WORK ITEM: Complete, exact copies of all entries are needed.

============

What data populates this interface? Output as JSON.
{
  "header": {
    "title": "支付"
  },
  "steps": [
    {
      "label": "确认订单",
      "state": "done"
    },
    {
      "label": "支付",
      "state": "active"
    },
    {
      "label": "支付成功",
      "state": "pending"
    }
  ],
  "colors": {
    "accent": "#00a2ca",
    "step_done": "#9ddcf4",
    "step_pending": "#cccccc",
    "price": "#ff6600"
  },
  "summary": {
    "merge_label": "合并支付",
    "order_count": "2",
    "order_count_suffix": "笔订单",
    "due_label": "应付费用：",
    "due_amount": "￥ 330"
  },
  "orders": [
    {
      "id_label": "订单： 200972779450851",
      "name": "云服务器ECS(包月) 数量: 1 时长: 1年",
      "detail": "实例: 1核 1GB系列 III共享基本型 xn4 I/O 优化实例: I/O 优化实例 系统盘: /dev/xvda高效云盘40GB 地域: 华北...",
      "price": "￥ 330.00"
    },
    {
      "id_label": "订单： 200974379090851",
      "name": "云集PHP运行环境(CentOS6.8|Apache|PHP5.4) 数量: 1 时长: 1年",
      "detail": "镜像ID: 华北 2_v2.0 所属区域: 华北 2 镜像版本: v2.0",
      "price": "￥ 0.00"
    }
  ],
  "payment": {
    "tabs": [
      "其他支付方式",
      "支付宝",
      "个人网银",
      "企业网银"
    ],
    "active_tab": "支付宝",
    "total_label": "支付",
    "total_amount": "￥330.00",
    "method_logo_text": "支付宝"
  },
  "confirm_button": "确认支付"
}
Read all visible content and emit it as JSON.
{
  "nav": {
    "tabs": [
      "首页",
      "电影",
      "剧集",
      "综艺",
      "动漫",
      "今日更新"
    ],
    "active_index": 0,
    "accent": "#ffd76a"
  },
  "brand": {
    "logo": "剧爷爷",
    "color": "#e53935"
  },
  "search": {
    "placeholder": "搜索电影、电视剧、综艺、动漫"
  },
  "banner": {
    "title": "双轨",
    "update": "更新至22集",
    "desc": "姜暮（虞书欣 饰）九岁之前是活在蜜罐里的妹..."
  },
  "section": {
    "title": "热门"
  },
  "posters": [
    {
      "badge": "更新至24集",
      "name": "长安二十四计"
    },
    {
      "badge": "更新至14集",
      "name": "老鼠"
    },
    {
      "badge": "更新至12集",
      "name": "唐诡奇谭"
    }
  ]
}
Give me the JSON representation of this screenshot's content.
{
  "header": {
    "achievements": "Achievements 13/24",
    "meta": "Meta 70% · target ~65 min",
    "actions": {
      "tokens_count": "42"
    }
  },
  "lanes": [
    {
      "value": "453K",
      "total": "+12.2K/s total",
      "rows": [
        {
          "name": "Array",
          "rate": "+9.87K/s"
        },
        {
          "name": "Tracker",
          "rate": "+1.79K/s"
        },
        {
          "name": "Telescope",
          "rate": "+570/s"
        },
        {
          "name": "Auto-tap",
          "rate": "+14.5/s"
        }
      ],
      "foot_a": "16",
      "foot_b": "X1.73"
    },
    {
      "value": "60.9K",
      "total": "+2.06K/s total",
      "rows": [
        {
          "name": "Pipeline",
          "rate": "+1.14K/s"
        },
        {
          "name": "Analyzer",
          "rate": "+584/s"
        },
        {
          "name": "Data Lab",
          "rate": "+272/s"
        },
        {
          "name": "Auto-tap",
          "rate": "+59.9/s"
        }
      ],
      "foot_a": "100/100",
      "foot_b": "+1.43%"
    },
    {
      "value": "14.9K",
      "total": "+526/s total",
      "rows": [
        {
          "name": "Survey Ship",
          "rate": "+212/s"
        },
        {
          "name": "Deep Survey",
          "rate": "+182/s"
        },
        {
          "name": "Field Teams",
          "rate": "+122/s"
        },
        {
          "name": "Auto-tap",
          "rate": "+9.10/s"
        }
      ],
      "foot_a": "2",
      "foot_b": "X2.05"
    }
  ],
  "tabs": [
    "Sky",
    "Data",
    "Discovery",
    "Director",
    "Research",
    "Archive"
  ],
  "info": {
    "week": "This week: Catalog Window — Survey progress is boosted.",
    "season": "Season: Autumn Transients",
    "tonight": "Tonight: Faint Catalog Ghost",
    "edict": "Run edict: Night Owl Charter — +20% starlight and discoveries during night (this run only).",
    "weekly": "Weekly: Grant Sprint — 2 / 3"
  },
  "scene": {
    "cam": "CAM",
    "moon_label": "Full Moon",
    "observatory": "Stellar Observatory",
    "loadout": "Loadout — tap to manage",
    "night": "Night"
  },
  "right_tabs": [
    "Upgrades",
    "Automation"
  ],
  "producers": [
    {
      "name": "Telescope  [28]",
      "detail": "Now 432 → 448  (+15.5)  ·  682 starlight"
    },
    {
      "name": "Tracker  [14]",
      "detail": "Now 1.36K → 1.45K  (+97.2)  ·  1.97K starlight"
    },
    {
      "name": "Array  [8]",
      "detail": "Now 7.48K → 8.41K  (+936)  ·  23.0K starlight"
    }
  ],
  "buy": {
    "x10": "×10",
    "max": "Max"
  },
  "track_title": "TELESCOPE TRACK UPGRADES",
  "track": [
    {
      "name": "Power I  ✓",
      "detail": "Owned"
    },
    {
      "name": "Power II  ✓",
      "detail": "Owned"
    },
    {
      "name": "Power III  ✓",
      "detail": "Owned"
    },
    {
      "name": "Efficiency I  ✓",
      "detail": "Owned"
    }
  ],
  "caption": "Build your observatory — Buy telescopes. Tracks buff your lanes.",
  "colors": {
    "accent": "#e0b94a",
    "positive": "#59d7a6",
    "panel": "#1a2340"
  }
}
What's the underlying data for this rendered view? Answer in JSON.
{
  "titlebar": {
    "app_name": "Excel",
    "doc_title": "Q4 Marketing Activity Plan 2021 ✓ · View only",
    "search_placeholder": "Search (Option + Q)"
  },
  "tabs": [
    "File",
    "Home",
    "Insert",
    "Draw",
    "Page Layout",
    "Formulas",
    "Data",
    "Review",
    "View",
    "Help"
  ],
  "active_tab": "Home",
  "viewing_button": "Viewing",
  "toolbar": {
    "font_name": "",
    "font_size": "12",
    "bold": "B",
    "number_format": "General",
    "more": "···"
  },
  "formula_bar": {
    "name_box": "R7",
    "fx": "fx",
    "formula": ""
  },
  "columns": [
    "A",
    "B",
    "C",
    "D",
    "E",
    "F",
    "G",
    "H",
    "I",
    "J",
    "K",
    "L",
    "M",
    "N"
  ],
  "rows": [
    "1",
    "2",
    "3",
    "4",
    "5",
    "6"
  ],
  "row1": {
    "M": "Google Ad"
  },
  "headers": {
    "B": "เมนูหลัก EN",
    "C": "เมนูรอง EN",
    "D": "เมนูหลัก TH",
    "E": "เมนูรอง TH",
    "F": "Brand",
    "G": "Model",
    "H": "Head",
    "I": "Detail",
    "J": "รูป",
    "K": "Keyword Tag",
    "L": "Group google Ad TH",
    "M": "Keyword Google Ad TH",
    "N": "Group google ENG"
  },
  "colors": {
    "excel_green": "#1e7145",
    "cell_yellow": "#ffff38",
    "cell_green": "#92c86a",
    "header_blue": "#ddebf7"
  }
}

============

SOLUTION TO THIS EXERCISE:
What data populates this interface? Output as JSON.
{
  "header": {
    "title": "支付"
  },
  "steps": [
    {
      "label": "确认订单",
      "state": "done"
    },
    {
      "label": "支付",
      "state": "active"
    },
    {
      "label": "支付成功",
      "state": "pending"
    }
  ],
  "colors": {
    "accent": "#00a2ca",
    "step_done": "#9ddcf4",
    "step_pending": "#cccccc",
    "price": "#ff6600"
  },
  "summary": {
    "merge_label": "合并支付",
    "order_count": "2",
    "order_count_suffix": "笔订单",
    "due_label": "应付费用：",
    "due_amount": "￥ 330"
  },
  "orders": [
    {
      "id_label": "订单： 200972779450851",
      "name": "云服务器ECS(包月) 数量: 1 时长: 1年",
      "detail": "实例: 1核 1GB系列 III共享基本型 xn4 I/O 优化实例: I/O 优化实例 系统盘: /dev/xvda高效云盘40GB 地域: 华北...",
      "price": "￥ 330.00"
    },
    {
      "id_label": "订单： 200974379090851",
      "name": "云集PHP运行环境(CentOS6.8|Apache|PHP5.4) 数量: 1 时长: 1年",
      "detail": "镜像ID: 华北 2_v2.0 所属区域: 华北 2 镜像版本: v2.0",
      "price": "￥ 0.00"
    }
  ],
  "payment": {
    "tabs": [
      "其他支付方式",
      "支付宝",
      "个人网银",
      "企业网银"
    ],
    "active_tab": "支付宝",
    "total_label": "支付",
    "total_amount": "￥330.00",
    "method_logo_text": "支付宝"
  },
  "confirm_button": "确认支付"
}
Read all visible content and emit it as JSON.
{
  "nav": {
    "tabs": [
      "首页",
      "电影",
      "剧集",
      "综艺",
      "动漫",
      "今日更新"
    ],
    "active_index": 0,
    "accent": "#ffd76a"
  },
  "brand": {
    "logo": "剧爷爷",
    "color": "#e53935"
  },
  "search": {
    "placeholder": "搜索电影、电视剧、综艺、动漫"
  },
  "banner": {
    "title": "双轨",
    "update": "更新至22集",
    "desc": "姜暮（虞书欣 饰）九岁之前是活在蜜罐里的妹..."
  },
  "section": {
    "title": "热门"
  },
  "posters": [
    {
      "badge": "更新至24集",
      "name": "长安二十四计"
    },
    {
      "badge": "更新至14集",
      "name": "老鼠"
    },
    {
      "badge": "更新至12集",
      "name": "唐诡奇谭"
    }
  ]
}
Give me the JSON representation of this screenshot's content.
{
  "header": {
    "achievements": "Achievements 13/24",
    "meta": "Meta 70% · target ~65 min",
    "actions": {
      "tokens_count": "42"
    }
  },
  "lanes": [
    {
      "value": "453K",
      "total": "+12.2K/s total",
      "rows": [
        {
          "name": "Array",
          "rate": "+9.87K/s"
        },
        {
          "name": "Tracker",
          "rate": "+1.79K/s"
        },
        {
          "name": "Telescope",
          "rate": "+570/s"
        },
        {
          "name": "Auto-tap",
          "rate": "+14.5/s"
        }
      ],
      "foot_a": "16",
      "foot_b": "X1.73"
    },
    {
      "value": "60.9K",
      "total": "+2.06K/s total",
      "rows": [
        {
          "name": "Pipeline",
          "rate": "+1.14K/s"
        },
        {
          "name": "Analyzer",
          "rate": "+584/s"
        },
        {
          "name": "Data Lab",
          "rate": "+272/s"
        },
        {
          "name": "Auto-tap",
          "rate": "+59.9/s"
        }
      ],
      "foot_a": "100/100",
      "foot_b": "+1.43%"
    },
    {
      "value": "14.9K",
      "total": "+526/s total",
      "rows": [
        {
          "name": "Survey Ship",
          "rate": "+212/s"
        },
        {
          "name": "Deep Survey",
          "rate": "+182/s"
        },
        {
          "name": "Field Teams",
          "rate": "+122/s"
        },
        {
          "name": "Auto-tap",
          "rate": "+9.10/s"
        }
      ],
      "foot_a": "2",
      "foot_b": "X2.05"
    }
  ],
  "tabs": [
    "Sky",
    "Data",
    "Discovery",
    "Director",
    "Research",
    "Archive"
  ],
  "info": {
    "week": "This week: Catalog Window — Survey progress is boosted.",
    "season": "Season: Autumn Transients",
    "tonight": "Tonight: Faint Catalog Ghost",
    "edict": "Run edict: Night Owl Charter — +20% starlight and discoveries during night (this run only).",
    "weekly": "Weekly: Grant Sprint — 2 / 3"
  },
  "scene": {
    "cam": "CAM",
    "moon_label": "Full Moon",
    "observatory": "Stellar Observatory",
    "loadout": "Loadout — tap to manage",
    "night": "Night"
  },
  "right_tabs": [
    "Upgrades",
    "Automation"
  ],
  "producers": [
    {
      "name": "Telescope  [28]",
      "detail": "Now 432 → 448  (+15.5)  ·  682 starlight"
    },
    {
      "name": "Tracker  [14]",
      "detail": "Now 1.36K → 1.45K  (+97.2)  ·  1.97K starlight"
    },
    {
      "name": "Array  [8]",
      "detail": "Now 7.48K → 8.41K  (+936)  ·  23.0K starlight"
    }
  ],
  "buy": {
    "x10": "×10",
    "max": "Max"
  },
  "track_title": "TELESCOPE TRACK UPGRADES",
  "track": [
    {
      "name": "Power I  ✓",
      "detail": "Owned"
    },
    {
      "name": "Power II  ✓",
      "detail": "Owned"
    },
    {
      "name": "Power III  ✓",
      "detail": "Owned"
    },
    {
      "name": "Efficiency I  ✓",
      "detail": "Owned"
    }
  ],
  "caption": "Build your observatory — Buy telescopes. Tracks buff your lanes.",
  "colors": {
    "accent": "#e0b94a",
    "positive": "#59d7a6",
    "panel": "#1a2340"
  }
}
What's the underlying data for this rendered view? Answer in JSON.
{
  "titlebar": {
    "app_name": "Excel",
    "doc_title": "Q4 Marketing Activity Plan 2021 ✓ · View only",
    "search_placeholder": "Search (Option + Q)"
  },
  "tabs": [
    "File",
    "Home",
    "Insert",
    "Draw",
    "Page Layout",
    "Formulas",
    "Data",
    "Review",
    "View",
    "Help"
  ],
  "active_tab": "Home",
  "viewing_button": "Viewing",
  "toolbar": {
    "font_name": "",
    "font_size": "12",
    "bold": "B",
    "number_format": "General",
    "more": "···"
  },
  "formula_bar": {
    "name_box": "R7",
    "fx": "fx",
    "formula": ""
  },
  "columns": [
    "A",
    "B",
    "C",
    "D",
    "E",
    "F",
    "G",
    "H",
    "I",
    "J",
    "K",
    "L",
    "M",
    "N"
  ],
  "rows": [
    "1",
    "2",
    "3",
    "4",
    "5",
    "6"
  ],
  "row1": {
    "M": "Google Ad"
  },
  "headers": {
    "B": "เมนูหลัก EN",
    "C": "เมนูรอง EN",
    "D": "เมนูหลัก TH",
    "E": "เมนูรอง TH",
    "F": "Brand",
    "G": "Model",
    "H": "Head",
    "I": "Detail",
    "J": "รูป",
    "K": "Keyword Tag",
    "L": "Group google Ad TH",
    "M": "Keyword Google Ad TH",
    "N": "Group google ENG"
  },
  "colors": {
    "excel_green": "#1e7145",
    "cell_yellow": "#ffff38",
    "cell_green": "#92c86a",
    "header_blue": "#ddebf7"
  }
}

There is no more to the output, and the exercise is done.